This has come as a bit of a turn-up for the books, and no mistake. Again, I was just browsing around – can’t even cite boredom as an excuse at the moment either as I have a stack of good and great recent records & reissues to plough through – and this did one of those inexplicable “standing out without really having a reason to do so” things that end up being far more intriguing than something that leaps off the page with bells and whistles. I suppose it’s my nature to find more fun in being inquisitive about the enigmatic rather than be excited about the obvious, so with that in mind I happily forked out for this one. And, as is the way with these things, I find myself once more pleasantly surprised by what arrived.
There’s a strange pathway that can be carved through people’s record collections sometimes where some of the more obscure artifacts can be linked through most of their shelfbound neighbours through reasons both obvious and spurious: I know of Craig Ward from True Bypass, who I know from Sleepingdog, who I know from A Winged Victory For The Sullen (with a swift diversion via Nu Nog Even Niet), and even that Matroyshka stacking doesn’t really scratch the surface given the myriad other bands and styles he’s dabbled in over the years. I must admit to this being the first time that I had come across Mark Mulholland, but a quick read of his site proved to be an interesting read and maybe a suggestion of how this record came about and also how it sounds.
Both musicians are Scottish, but their wings have spread – Craig spent many a year in Belgium (during which time he spent nine years in the company of dEUS) before returning to Glasgow, Mark is currently based in Haiti. Friends since their teens, their paths crossed more than a couple of times during their travelling years, although these many geographical shenanigans would go some way to explaining why Waiting For The Storm has taken a while to come to fruition: mooted in 2007, recorded in 2010 and 2011, and now released in 2012.

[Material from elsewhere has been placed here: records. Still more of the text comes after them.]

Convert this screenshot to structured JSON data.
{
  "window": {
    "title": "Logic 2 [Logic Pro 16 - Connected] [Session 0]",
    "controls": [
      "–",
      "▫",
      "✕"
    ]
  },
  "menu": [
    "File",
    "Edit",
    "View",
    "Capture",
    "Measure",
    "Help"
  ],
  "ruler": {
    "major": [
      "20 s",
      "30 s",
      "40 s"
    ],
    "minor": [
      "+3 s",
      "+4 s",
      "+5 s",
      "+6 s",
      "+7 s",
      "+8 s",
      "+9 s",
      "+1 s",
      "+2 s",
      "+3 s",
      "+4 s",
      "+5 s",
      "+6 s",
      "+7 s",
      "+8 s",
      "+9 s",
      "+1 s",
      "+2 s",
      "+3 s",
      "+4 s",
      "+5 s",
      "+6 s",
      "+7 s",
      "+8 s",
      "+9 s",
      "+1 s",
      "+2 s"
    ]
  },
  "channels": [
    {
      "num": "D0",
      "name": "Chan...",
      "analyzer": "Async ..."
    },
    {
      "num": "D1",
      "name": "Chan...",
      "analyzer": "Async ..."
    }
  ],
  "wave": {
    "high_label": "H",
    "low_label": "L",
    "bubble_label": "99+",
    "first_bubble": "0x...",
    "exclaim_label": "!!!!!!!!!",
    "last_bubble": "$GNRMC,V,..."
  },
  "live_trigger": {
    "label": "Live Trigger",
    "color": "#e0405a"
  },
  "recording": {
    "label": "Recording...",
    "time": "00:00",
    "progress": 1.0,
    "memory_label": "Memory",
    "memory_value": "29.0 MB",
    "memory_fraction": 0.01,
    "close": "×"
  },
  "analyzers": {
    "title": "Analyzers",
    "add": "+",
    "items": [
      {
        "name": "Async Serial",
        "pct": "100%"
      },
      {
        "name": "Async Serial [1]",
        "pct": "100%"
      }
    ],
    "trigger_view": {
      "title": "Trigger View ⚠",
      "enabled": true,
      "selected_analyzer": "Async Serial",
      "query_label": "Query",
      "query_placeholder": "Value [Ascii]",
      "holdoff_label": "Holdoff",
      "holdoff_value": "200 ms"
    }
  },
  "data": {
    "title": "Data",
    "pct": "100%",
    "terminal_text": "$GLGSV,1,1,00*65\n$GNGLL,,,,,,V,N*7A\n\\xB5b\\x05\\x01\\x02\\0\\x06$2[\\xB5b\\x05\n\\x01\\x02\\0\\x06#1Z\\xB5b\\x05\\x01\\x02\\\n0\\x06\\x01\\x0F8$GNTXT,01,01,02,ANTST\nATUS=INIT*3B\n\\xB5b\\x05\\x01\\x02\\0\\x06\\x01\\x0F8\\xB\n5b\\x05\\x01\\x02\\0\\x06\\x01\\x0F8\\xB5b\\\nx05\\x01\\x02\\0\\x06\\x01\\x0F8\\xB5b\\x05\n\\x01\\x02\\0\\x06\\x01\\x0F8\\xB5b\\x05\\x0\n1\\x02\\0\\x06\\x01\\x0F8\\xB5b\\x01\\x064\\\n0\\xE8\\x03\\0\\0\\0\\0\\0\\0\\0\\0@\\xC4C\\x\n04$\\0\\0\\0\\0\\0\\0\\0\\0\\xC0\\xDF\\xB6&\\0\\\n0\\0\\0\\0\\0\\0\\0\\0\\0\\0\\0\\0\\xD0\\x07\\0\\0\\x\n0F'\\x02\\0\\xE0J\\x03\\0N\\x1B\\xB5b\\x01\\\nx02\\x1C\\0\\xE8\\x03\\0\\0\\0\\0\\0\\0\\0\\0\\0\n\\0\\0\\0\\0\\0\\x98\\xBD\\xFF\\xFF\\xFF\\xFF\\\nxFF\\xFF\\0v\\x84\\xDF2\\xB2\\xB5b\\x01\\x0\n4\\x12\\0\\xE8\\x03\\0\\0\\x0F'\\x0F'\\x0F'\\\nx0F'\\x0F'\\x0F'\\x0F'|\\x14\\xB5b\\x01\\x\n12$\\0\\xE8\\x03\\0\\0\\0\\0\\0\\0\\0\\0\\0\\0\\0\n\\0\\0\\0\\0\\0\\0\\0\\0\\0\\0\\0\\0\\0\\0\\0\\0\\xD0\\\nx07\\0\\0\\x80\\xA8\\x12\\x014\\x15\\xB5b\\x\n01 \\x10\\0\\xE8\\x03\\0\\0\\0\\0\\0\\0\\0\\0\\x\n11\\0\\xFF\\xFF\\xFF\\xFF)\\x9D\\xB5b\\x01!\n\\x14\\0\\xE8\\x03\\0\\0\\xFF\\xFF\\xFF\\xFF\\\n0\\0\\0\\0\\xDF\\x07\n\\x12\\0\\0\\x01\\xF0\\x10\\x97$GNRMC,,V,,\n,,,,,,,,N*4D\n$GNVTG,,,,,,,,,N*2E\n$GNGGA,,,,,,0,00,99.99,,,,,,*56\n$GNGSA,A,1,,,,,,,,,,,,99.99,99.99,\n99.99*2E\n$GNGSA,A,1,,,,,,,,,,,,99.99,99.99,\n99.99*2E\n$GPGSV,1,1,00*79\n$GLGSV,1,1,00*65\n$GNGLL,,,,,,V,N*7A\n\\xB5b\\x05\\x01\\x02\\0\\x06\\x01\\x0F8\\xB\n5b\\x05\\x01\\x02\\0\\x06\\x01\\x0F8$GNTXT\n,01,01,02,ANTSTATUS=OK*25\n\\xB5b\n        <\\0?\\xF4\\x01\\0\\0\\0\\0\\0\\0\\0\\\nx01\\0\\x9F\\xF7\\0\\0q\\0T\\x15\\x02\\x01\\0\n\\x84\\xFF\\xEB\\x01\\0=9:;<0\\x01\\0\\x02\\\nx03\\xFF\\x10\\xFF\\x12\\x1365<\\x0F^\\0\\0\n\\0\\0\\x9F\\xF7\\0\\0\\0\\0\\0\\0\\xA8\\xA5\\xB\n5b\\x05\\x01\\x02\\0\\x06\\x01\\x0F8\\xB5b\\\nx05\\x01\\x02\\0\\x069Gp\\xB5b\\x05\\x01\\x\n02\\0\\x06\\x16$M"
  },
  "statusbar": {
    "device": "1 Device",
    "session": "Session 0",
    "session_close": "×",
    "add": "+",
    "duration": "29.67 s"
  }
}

This time spent is evident throughout the record, as it’s an incredibly intricate and patient work. It’s also very Scottish in nature but containing hints and flavours of other countries and cities, suggesting a pooling of reminiscence for the two protagonists. Opening with the delicate Something On The Breeze, there is an unmistakable far-Northern folk feel to the gentle guitar playing, while the vocal melody and harmonies bring to mind the New York of Lou Reed and Simon & Garfunkel. Elsewhere, vocal melodies in All The Doors Are Open and Secret Places strike me as being somewhat Belgian in mood, reminding me of serene versions of passages from Creature With The Atom Brain’s first full album. There’s even room for some late-night deep Southern Blues, A Strange Place evoking everything that its title suggests.
There is a third element to proceedings here, and one that evokes the strongest musical memory: the double bass of Hannes d’Honne has a definite spirit of Danny Thompson about his playing, the spooky Icy Shivers in particular having something of Three Hours surrounding and breathing through it, and in general adding a level of gravity and thoughtfulness to the songs and intricate acoustic guitar playing of Mark and Craig, with the instrumental Black Sail especially benefiting. And finally, Haitian polymath Frankétienne contributes Les Belles Promesses (an excerpt from his 1998 book Voix Marassa), the septuagenarian artist adding his voice to his words to help create a strange and beautiful Creole/Celtic drama.
All in all, this is one of those unique records that feel as if you’re being taken on a journey – a feeling made all the more magical by not expecting that to happen. By the time The Six O’Clock Whistle (and I really do hope that’s a deliberate Chigley reference!) has ended, there’s certainly a feeling of distance travelled that sits well with the listener. Mark Mulholland and Craig Ward have made something rather unique thanks to their separate journeys, linked by a desire to share their origins. I’m looking forward to more musical postcards from them in the future.